Skip to main content
BFI logo











Screenonline banner
Seacoal (1985)

Courtesy of Amber Films

Main image of Seacoal (1985)
16mm, colour, 82 mins
Production CompanyAmber Films
In conjunction withChannel Four, Amber Production Team
Financial supportNorthern Arts

Cast: The Laidler Family, Trevor Critchlow, Val Waciak, Gordon Tait, John Cook, Stan Robinson (themselves); Amber Styles (Betty); Ray Stubbs (Ray); Corrina Stubbs (Corrina); Benny Graham (Joe)

Show full cast and credits

The men and women who for generations have eked a living from collecting 'seacoal' on the Northumberland coast find their way of life under threat.

Show full synopsis

Seacoal was Amber's first feature length film, and built upon earlier techniques and experiments to interweave a fictional narrative with documentary footage, and improvised and reconstructed dramatic scenes. The final film was the product of two years' working and living alongside the seacoalers.

The film presents an undoubtedly harsh way of life as one with dignity, and the seacoalers as a group with a strong sense of community and solidarity. It is this, and particularly the sense of solidarity amongst the women on the camp, that enables Betty (Amber Styles) to contemplate a life for herself and her daughter on the camp following the departure of the feckless Ray (Ray Stubbs).

In addition to this foregrounding of the dignity of labour, continuing the tradition of Amber's earlier documentary work, and of female solidarity, the film is also marked by Amber's characteristic lack of didacticism. While its sympathies clearly lay with the seacoalers and against the exploitation of the merchants who have bought the beach, it does not shy away from the harsh realities of the seacoalers' existence, and Ray's benefit scam is presented in such a way as to allow the audience to make its own moral judgement. In this respect, the integrity and openness of the narrative demonstrates Amber's typical respect not only for the film's subjects (the seacoalers) but also for its audience.

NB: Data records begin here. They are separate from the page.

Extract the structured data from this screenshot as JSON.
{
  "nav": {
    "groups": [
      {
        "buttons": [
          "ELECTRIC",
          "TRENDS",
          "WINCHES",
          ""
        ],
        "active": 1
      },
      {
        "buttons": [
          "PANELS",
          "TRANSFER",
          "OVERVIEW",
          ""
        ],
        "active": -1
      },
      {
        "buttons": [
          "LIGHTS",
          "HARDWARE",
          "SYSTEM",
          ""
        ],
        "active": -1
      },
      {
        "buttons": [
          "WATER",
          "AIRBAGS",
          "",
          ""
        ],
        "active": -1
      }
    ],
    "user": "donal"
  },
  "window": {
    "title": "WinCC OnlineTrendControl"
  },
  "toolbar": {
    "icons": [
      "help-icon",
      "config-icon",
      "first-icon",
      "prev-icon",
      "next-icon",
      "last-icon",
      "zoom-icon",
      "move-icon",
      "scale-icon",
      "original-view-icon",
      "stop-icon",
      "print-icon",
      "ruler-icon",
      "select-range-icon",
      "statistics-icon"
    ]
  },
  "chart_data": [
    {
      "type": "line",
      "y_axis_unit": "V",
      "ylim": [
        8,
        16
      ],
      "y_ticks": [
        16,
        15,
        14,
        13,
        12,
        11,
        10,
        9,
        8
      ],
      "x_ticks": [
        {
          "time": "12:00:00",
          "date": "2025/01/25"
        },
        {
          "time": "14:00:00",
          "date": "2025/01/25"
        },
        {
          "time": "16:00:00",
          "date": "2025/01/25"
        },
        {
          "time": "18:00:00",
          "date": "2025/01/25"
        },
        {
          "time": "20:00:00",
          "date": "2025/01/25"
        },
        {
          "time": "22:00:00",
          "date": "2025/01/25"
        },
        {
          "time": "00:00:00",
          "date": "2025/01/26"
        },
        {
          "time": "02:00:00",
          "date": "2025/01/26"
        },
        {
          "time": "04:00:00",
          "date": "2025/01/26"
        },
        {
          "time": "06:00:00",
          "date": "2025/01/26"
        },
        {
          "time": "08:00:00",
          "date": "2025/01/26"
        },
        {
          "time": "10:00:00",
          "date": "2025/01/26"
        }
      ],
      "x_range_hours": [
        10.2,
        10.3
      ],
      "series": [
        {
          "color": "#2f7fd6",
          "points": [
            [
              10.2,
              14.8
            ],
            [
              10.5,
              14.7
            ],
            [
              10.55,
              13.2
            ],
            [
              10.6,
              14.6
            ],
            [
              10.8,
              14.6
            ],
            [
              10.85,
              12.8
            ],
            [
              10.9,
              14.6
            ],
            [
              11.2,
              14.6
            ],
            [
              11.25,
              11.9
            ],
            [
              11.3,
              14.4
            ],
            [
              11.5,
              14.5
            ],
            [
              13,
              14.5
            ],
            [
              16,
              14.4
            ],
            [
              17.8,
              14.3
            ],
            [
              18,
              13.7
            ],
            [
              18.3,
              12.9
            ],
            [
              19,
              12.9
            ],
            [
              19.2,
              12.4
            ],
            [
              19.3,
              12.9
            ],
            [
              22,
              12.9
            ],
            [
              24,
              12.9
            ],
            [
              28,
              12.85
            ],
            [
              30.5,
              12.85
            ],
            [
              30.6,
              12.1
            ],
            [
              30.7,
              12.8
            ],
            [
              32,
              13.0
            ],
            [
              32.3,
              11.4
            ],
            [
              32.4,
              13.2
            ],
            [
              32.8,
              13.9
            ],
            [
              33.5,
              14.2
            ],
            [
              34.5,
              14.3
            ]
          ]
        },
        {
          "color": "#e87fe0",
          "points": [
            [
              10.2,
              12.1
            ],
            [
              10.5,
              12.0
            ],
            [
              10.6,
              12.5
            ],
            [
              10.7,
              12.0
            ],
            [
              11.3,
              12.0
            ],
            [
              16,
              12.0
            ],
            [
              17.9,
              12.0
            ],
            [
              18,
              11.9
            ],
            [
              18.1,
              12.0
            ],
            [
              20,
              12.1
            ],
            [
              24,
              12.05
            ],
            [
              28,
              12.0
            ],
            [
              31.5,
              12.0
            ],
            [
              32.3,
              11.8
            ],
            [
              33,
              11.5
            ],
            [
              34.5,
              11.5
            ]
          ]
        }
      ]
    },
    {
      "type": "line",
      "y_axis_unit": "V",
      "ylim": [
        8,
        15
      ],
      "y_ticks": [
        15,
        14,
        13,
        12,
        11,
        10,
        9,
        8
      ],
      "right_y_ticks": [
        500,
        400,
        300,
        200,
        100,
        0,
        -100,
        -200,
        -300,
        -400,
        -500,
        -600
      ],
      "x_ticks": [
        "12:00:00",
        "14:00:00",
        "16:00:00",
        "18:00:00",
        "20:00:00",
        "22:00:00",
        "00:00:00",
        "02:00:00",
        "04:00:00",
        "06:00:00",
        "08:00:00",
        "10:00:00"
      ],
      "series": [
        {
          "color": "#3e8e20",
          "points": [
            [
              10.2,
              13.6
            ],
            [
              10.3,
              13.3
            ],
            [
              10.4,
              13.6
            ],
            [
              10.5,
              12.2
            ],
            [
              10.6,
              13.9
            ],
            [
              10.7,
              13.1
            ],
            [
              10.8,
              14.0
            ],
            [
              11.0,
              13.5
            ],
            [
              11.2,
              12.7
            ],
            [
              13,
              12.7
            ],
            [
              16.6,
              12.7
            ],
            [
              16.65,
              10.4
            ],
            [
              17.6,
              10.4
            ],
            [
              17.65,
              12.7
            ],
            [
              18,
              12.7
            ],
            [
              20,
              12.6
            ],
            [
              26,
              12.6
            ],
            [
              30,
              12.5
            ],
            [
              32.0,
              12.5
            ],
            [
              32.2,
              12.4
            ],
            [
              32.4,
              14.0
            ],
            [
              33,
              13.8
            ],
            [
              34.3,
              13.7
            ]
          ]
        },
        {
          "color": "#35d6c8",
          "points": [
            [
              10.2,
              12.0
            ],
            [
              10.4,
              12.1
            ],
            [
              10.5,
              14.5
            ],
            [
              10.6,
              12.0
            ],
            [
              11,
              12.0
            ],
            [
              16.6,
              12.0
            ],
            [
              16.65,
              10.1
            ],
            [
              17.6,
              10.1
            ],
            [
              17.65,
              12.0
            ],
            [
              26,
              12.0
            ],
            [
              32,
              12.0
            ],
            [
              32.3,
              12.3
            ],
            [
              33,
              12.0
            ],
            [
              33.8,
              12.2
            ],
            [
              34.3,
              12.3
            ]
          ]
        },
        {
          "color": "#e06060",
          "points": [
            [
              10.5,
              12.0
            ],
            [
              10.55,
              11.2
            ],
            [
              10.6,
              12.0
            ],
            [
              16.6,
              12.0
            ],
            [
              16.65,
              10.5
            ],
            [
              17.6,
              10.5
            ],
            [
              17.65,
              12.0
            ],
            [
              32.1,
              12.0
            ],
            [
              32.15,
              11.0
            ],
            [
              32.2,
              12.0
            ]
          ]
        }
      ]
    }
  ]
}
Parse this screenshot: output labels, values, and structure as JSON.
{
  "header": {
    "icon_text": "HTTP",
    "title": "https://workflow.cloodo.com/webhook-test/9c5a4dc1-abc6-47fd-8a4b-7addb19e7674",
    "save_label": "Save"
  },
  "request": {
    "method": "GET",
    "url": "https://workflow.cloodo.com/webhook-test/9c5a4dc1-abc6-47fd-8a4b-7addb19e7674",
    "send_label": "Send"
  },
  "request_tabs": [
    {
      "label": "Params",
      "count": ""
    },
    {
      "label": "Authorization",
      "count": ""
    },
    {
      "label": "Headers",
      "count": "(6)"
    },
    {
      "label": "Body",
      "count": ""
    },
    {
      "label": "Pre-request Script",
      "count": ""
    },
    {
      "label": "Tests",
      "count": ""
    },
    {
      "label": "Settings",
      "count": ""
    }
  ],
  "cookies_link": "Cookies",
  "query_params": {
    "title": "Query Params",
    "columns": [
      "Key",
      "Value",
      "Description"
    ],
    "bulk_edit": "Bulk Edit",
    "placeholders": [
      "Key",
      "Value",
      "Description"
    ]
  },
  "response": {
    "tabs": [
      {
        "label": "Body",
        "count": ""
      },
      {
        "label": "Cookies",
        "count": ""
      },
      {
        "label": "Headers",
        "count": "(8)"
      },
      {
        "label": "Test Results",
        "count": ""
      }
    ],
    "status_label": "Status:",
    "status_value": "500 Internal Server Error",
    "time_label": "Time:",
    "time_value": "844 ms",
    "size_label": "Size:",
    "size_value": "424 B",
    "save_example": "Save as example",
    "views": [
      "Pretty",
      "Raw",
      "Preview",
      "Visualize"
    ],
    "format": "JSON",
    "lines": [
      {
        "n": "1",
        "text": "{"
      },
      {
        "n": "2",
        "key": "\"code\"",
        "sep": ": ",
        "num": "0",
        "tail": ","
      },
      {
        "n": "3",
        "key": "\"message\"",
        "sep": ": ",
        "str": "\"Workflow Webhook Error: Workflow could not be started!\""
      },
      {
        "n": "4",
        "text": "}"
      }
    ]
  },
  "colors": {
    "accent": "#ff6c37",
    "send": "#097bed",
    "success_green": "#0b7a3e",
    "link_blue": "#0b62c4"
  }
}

Seacoal also stands as an important social record of a disappearing way of life, as since the film was made the attitude of the local authorities and landowners towards the seacoalers has grown ever more hostile.

Martin Hunt

Click titles to see or read more

Video Clips
Extract 1 (3:30)
Extract 2 (4:46)
Extract 3 (3:51)
Amber Collective (1969-)
Amber Films
Channel 4 and Film
From Pit to Screen
King Coal
Political Film